San Antonio is one of 24 cities nationwide covered by the court order requiring the U.S. Department of Housing and Urban Development to expand the amount of money received by so called 'Section Eight Housing' recipients, now called Housing Choice Voucher recipients, to allow the recipients to live in middle class neighborhoods where current voucher amounts are too small to afford the rent, News Radio 1200 WOAI reports.
Navarra Williams, CEO of San Antonio Metropolitan Ministries, which works to alleviate homelessness, says his organization already does this, and it has had positive results for tlow income people.
"And as they tend to grow the good habits of their neighbors, their behavior changes as well, and that has been very successful for us," Williams said.
Called the Small Area Fair Market Rents rule, it was championed by Obama era Housing and Urban Development Secretary and former San Antonio Mayor Julian Castro as a way to break the pattern of low income people growing up in poor neighborhoods because their Section 8 rent voucher is not large enough to allow them to move to wealthier areas which feature better schools and more amenities.
Carson has referred to the SAFMR program as 'government enforced social engineering.'
Trump Administration HUD Secretary Ben Carson blocked implementation of the rule, but that block was overturned by a federal judge.
Castro blasted the Trump Administration's decision to delay implementation of the rule, telling The Atlantic magazine, “There’s almost a sense that if you’re poor that you somehow deserve it, and I completely disagree with that.”
What has in the past been called 'Scattered Site' housing has always been unpopular among conservatives, who see it as a use of their tax money to give low income people, many of whom don't work, a lifestyle which they have worked hard to achieve.
But supporters say the plan will save tax money, because currently landlords can gouge Section 8 recipients with above market rents, knowing they don't have the ability to seek out housing elsewhere.
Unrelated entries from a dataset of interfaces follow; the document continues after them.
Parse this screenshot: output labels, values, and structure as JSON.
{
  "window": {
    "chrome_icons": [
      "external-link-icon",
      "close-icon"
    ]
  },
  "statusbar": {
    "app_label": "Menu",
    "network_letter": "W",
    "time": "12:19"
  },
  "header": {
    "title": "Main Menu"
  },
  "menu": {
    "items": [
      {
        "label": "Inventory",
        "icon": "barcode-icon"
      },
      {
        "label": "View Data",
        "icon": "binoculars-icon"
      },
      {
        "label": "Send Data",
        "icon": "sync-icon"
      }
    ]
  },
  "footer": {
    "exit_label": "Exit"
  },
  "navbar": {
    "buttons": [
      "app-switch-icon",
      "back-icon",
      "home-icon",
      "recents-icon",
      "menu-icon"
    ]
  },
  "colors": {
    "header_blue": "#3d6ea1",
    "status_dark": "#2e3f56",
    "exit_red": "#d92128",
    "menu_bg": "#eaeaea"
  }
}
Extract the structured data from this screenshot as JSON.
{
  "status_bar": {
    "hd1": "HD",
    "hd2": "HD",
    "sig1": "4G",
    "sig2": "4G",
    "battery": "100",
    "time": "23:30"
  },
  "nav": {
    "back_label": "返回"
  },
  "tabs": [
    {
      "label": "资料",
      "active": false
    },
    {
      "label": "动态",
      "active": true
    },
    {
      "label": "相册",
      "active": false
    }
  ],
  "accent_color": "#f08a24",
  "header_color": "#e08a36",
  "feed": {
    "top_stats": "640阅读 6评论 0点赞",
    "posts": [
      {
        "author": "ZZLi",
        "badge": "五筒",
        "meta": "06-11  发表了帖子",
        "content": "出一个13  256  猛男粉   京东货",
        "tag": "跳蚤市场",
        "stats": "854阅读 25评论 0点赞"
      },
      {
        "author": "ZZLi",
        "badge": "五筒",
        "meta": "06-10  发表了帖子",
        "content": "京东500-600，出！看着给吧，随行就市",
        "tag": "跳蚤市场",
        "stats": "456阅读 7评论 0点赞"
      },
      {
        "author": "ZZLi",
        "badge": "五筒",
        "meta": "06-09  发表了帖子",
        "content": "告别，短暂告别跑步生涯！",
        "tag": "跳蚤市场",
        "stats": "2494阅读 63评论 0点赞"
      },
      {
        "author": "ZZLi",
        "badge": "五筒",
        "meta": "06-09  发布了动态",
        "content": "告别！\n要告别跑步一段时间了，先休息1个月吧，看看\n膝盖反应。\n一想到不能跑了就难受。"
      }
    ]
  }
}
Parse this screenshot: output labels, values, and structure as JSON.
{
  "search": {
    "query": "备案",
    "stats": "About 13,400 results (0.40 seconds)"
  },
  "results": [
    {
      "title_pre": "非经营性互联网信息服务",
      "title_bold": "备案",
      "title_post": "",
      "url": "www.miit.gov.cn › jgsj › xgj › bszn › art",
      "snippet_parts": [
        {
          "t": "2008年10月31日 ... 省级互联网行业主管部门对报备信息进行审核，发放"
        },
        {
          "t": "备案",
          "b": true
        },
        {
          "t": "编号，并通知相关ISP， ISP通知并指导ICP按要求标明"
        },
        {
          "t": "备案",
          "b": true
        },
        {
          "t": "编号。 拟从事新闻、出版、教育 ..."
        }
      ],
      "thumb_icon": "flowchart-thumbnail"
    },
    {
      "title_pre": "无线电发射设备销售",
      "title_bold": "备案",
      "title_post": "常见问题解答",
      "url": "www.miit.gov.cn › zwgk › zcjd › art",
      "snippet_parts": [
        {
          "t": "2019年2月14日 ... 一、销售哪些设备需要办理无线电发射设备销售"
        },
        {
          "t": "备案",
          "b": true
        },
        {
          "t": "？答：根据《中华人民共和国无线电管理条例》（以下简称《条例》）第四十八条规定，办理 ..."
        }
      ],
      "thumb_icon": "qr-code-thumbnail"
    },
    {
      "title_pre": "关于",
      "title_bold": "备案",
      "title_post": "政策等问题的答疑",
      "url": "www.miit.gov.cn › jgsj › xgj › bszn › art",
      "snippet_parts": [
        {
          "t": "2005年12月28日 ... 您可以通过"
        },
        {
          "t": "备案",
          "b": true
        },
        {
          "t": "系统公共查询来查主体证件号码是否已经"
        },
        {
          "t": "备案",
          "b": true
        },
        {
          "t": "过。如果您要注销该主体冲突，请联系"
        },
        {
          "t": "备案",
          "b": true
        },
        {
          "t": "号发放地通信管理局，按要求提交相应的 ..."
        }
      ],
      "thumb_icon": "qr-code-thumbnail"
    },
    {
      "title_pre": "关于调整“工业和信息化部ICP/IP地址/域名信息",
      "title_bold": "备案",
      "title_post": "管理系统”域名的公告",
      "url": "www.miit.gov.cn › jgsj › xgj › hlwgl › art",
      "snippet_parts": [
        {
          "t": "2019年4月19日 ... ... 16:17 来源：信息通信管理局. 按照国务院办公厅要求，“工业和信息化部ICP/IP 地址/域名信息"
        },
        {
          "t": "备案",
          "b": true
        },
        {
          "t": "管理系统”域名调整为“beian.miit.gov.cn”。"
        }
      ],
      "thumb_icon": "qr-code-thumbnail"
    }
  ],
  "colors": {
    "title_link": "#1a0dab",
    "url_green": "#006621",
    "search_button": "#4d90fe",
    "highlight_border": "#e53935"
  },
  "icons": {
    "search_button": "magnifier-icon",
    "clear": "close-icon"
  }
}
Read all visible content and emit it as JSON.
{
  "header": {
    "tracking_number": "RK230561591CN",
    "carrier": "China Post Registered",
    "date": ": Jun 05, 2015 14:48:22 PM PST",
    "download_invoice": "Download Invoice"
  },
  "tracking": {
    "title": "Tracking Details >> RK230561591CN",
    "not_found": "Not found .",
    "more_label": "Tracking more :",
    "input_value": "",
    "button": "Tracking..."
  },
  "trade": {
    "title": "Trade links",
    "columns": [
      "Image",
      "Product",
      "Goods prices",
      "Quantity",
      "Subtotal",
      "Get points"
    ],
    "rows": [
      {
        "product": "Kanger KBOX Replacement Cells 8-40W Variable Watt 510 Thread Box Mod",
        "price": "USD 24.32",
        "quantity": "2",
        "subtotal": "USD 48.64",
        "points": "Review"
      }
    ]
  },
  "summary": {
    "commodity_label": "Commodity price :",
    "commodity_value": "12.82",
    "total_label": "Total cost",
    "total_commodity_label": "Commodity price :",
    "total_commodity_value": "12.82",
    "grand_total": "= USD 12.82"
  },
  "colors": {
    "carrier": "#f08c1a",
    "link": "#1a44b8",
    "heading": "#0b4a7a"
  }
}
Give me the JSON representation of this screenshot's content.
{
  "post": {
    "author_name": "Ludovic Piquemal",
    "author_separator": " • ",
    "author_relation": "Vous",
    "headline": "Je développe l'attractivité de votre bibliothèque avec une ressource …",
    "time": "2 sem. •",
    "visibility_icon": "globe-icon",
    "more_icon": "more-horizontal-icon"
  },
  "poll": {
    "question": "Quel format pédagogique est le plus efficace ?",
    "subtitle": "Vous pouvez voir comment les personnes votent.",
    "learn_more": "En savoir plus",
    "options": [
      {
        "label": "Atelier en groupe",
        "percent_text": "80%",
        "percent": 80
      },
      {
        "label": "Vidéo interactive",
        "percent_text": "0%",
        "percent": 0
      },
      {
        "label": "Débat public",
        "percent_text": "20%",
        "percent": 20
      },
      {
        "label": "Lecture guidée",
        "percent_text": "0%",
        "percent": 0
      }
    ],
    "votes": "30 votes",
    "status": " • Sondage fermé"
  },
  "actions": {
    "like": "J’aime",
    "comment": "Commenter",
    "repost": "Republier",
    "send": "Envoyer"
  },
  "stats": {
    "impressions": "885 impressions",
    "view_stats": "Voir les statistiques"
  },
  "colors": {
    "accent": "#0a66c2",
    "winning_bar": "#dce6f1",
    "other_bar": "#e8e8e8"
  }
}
Supporters say this will also these low income individuals the ability to move into middle class neighborhoods and pay market rate rents.
The ruling comes at a time when Williams says San Antonio's rising cost of housing is forcing more families out of their homes.
"There is definitely pressure not just for folks who can become homeless, but for low income folks who cannot afford housing in San Antonio," he said.
Gentrification, especially on the west end of the traditionally low income east side, is also playing a role in taking low income oriented housing off the market.
Mayor Nirenberg has made dealing with an increased shortage of low income housing a key issue of his campaign.
The case comes out of an attempt in Dallas to calculate average rents over a larger area, which would include more neighborhoods of different economic backgrounds and allow low income individuals to have greater lifestyle choices.
Studies have said that the ZIP code where a child grows up frequently dictates that child's success later in life.
HUD says it will immediately begin working with housing authorities in San Antonio and elsewhere to begin implementation of the rule.